**WHAT THE TASK ASKS:** Below are the records. List every line holding the word "value".

[Dataset entries]
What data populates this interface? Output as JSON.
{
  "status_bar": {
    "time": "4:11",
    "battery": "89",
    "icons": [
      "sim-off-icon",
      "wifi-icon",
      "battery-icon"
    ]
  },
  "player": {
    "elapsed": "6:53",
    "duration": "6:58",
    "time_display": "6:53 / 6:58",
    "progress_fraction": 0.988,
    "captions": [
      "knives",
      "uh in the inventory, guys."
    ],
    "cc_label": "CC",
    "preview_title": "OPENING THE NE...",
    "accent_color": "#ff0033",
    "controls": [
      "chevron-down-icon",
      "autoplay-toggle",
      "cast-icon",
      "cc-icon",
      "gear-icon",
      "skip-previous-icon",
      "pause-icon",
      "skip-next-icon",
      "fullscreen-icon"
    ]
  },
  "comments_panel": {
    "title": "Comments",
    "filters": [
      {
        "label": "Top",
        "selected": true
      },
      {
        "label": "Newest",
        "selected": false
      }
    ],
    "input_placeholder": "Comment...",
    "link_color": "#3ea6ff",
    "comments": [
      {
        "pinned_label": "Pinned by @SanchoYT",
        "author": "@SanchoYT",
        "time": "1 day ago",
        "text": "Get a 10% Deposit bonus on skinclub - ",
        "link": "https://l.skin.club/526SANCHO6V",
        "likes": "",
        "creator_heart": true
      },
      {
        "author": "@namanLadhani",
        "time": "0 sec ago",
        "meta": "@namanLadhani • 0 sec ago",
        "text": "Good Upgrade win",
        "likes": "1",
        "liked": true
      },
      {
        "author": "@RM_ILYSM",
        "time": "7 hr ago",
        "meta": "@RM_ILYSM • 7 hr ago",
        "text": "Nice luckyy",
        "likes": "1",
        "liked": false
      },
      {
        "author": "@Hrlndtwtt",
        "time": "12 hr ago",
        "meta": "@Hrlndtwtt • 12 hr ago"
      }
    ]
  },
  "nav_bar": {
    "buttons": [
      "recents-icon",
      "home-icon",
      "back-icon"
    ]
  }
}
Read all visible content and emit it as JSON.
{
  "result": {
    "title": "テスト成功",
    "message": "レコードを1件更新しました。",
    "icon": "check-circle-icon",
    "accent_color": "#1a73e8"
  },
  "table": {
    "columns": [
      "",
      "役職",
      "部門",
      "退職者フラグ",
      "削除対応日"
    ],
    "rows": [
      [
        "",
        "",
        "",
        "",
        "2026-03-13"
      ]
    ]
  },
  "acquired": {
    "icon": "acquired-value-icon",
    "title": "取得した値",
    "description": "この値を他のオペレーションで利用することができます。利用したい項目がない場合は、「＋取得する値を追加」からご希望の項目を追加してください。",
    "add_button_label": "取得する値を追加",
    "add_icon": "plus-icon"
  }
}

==

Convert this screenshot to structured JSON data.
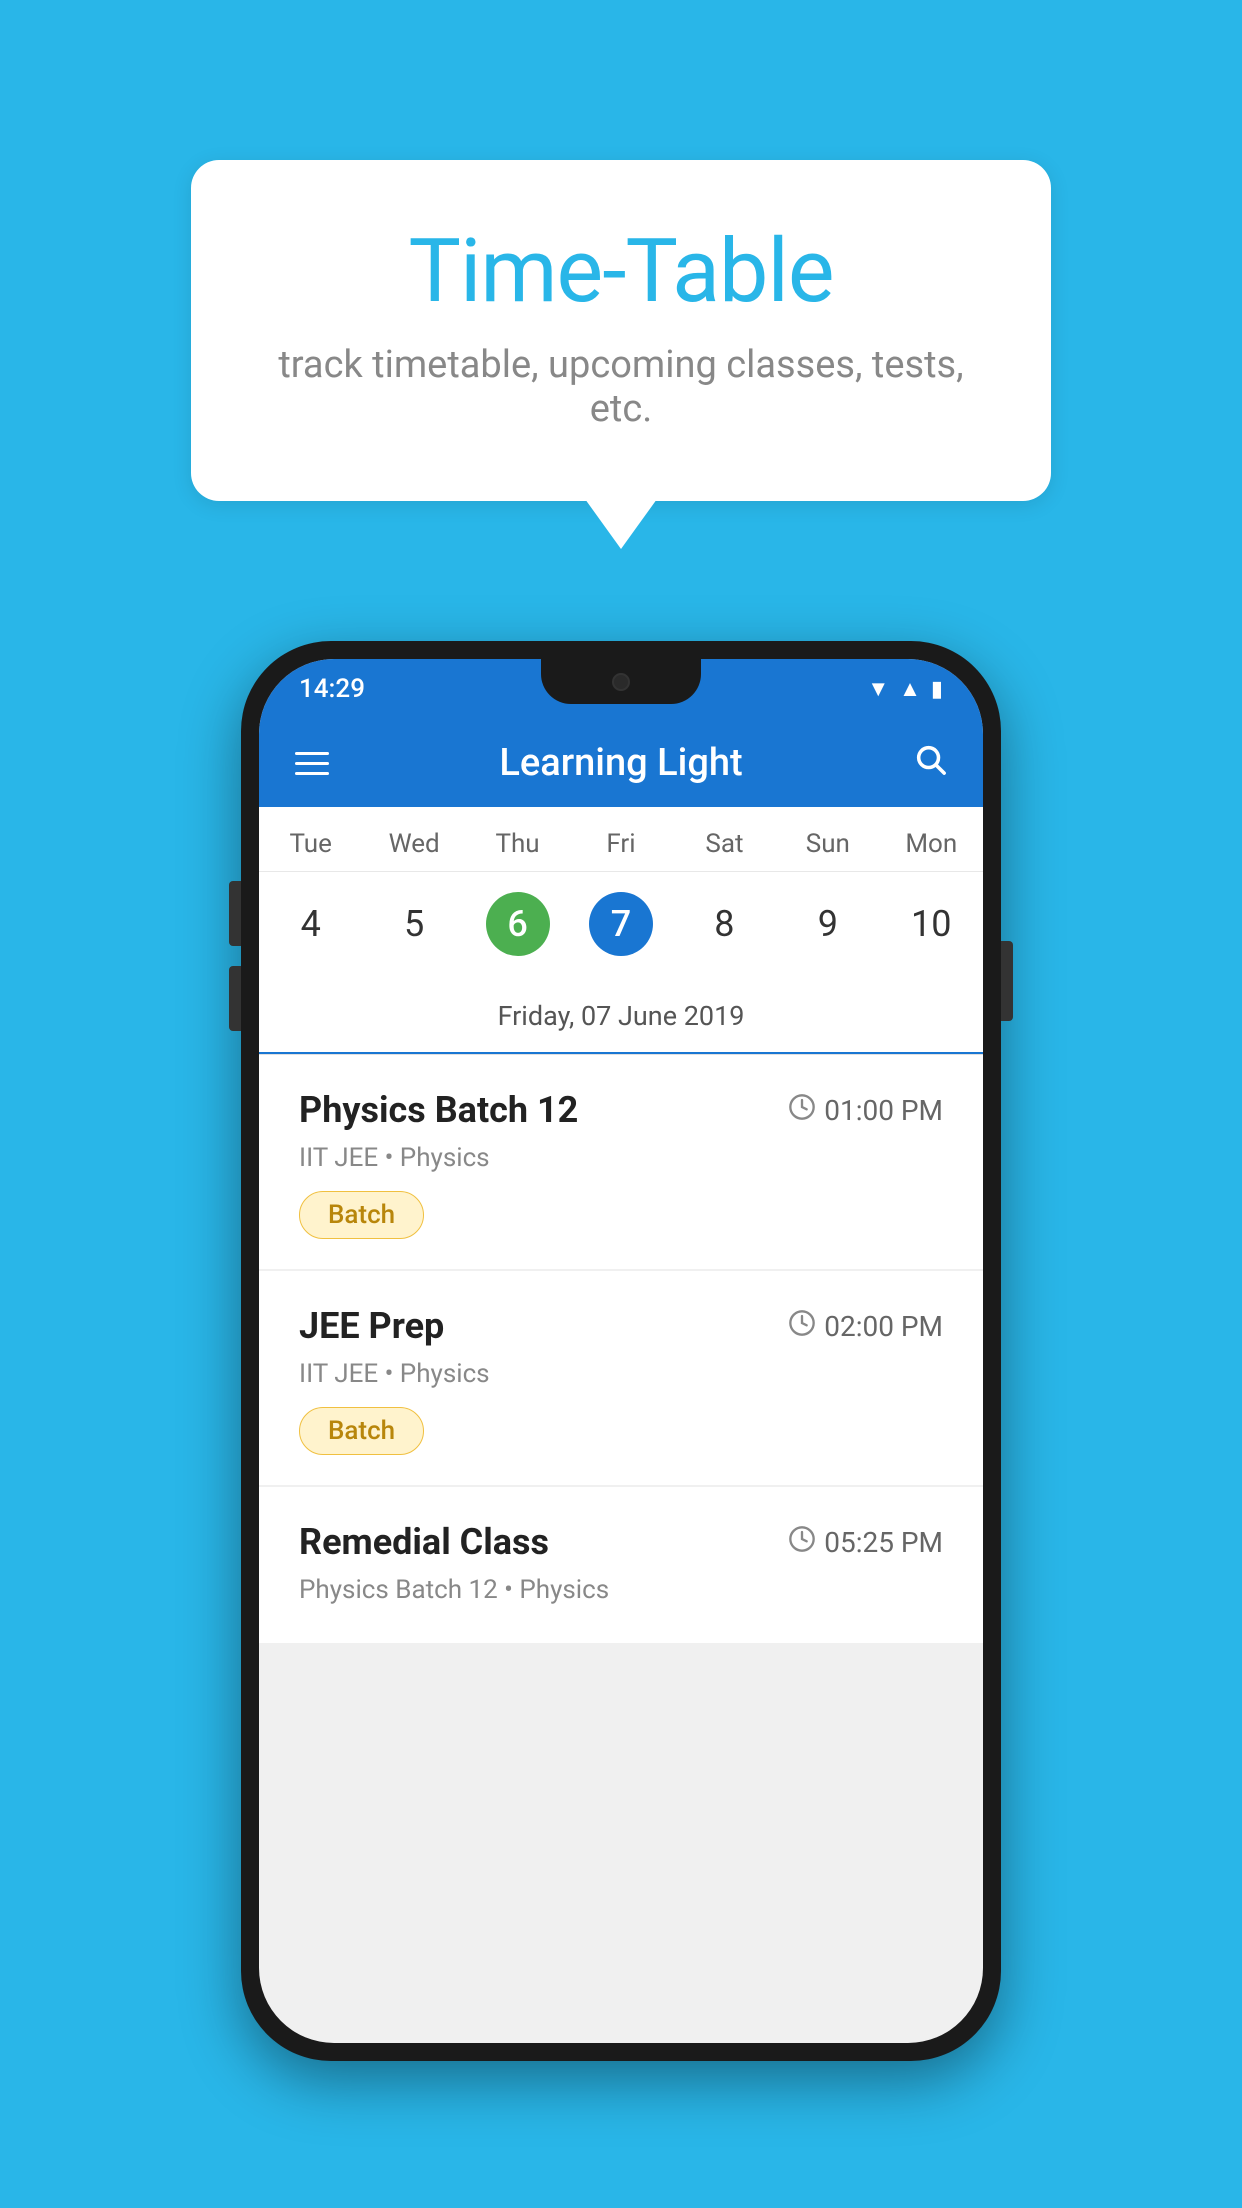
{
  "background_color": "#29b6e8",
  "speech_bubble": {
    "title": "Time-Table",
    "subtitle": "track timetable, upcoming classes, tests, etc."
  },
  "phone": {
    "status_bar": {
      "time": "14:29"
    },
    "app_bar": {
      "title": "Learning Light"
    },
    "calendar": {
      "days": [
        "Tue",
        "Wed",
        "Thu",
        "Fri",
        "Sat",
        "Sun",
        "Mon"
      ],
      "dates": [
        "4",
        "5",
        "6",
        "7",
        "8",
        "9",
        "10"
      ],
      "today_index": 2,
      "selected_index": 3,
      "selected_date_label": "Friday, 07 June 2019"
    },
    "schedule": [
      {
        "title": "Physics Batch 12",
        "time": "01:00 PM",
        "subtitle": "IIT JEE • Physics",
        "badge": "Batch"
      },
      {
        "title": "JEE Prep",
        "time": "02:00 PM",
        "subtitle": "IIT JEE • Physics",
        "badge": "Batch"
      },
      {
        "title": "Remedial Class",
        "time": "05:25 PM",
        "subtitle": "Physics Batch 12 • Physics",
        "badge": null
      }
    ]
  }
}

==

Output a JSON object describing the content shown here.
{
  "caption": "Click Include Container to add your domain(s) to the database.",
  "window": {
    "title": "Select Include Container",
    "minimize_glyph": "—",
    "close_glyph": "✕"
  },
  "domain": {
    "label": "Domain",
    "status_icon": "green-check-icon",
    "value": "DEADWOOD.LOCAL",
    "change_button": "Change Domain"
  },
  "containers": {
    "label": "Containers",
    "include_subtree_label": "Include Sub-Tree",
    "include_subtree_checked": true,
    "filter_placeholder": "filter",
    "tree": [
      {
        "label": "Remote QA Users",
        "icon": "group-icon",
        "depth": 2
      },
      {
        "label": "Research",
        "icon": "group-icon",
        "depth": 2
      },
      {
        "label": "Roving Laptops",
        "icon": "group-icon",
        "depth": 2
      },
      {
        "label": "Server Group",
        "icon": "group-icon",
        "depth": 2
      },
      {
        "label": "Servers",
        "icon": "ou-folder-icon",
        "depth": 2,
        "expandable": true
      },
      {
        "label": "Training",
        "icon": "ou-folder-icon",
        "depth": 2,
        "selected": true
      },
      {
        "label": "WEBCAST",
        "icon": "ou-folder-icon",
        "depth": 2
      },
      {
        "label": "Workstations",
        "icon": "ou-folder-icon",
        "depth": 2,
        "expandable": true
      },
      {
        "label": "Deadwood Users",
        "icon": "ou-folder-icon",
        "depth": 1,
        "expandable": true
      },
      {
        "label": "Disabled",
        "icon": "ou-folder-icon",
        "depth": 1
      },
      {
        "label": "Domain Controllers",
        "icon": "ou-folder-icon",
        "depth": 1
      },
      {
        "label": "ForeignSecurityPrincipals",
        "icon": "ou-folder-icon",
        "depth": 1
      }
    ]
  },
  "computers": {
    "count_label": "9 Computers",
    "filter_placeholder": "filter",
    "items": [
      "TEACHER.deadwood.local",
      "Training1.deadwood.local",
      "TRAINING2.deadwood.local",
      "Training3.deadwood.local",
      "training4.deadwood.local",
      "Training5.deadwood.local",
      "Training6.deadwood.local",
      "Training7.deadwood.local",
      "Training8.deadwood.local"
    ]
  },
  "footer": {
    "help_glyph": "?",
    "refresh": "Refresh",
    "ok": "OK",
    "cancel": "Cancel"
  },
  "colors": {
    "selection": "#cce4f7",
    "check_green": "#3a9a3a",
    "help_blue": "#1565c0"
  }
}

**THE COMPLETED TASK:**
    "icon": "acquired-value-icon",
    "value": "DEADWOOD.LOCAL",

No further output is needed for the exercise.